WHAT YOU NEED TO DO | Filter the entries for the word "Windows". Copy each line in which it occurs.
[Start of Attachment]
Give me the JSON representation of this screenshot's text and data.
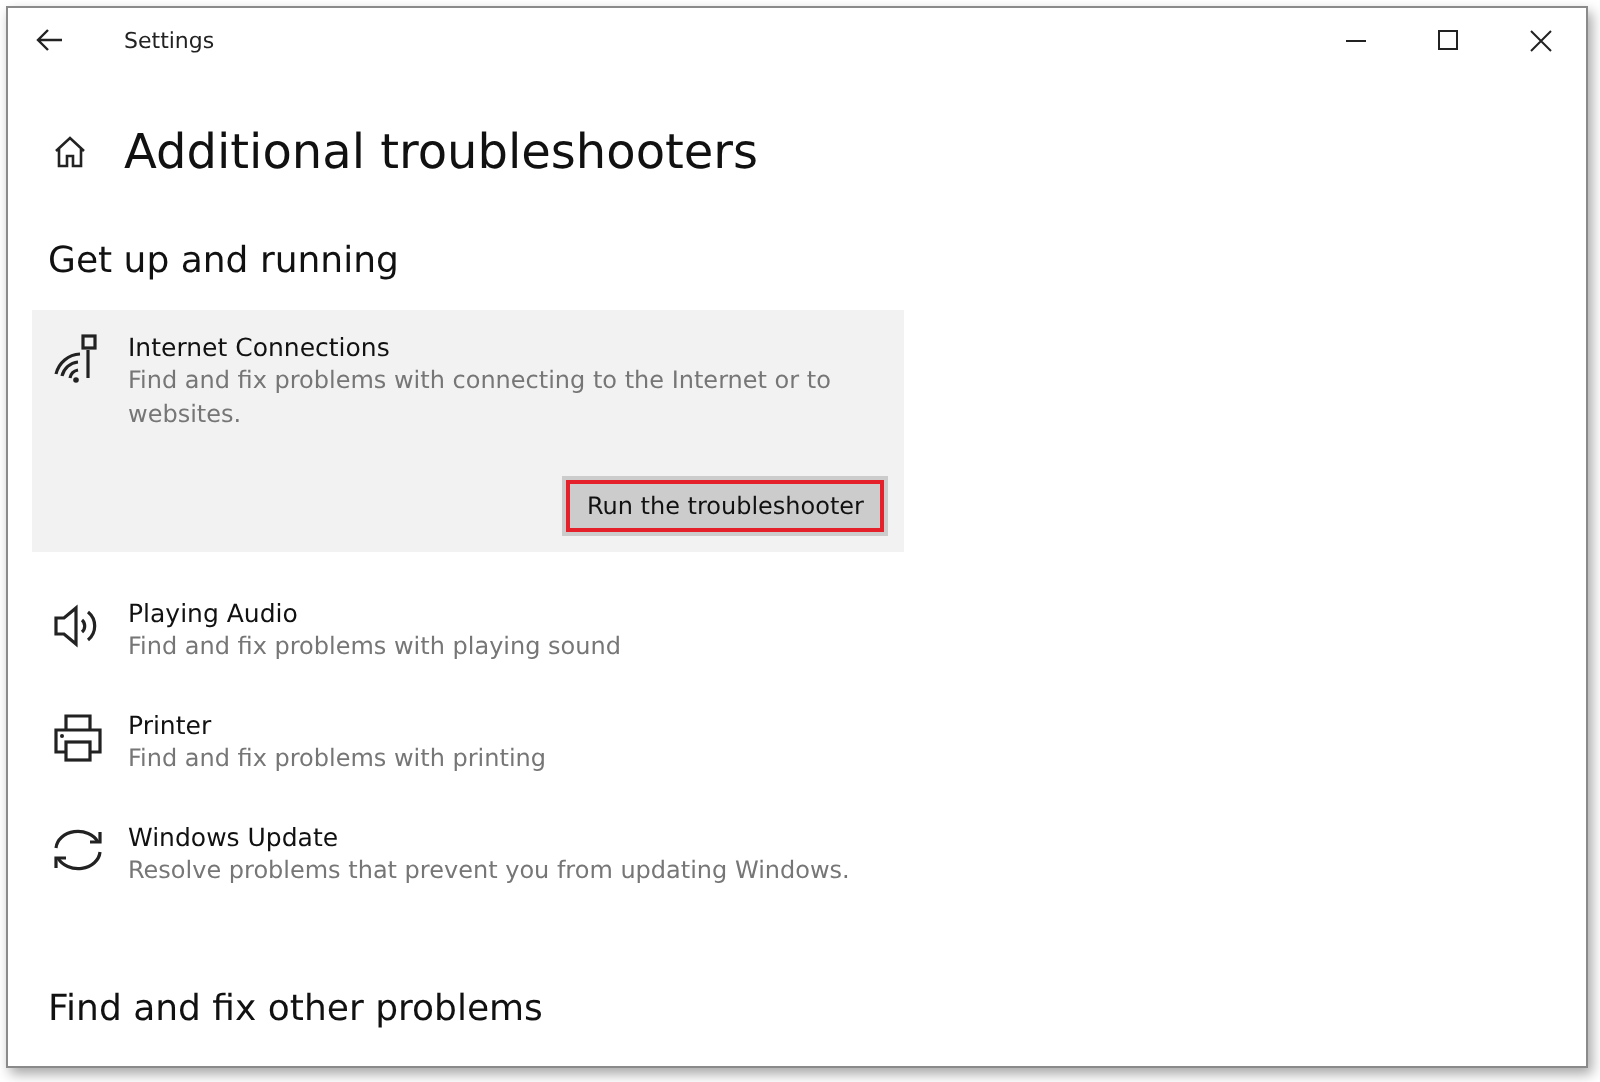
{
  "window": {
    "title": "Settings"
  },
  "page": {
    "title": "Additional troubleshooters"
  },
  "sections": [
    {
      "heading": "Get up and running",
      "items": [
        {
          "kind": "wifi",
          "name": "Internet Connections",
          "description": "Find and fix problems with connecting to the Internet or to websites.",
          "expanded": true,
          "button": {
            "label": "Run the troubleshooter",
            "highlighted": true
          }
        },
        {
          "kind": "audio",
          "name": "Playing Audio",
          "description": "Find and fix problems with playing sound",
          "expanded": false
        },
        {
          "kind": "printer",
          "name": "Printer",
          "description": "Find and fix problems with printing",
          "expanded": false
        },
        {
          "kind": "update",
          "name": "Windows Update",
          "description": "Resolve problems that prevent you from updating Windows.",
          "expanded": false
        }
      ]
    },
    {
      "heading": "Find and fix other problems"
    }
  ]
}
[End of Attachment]
RESULT OF THIS EXERCISE |
          "name": "Windows Update",
          "description": "Resolve problems that prevent you from updating Windows.",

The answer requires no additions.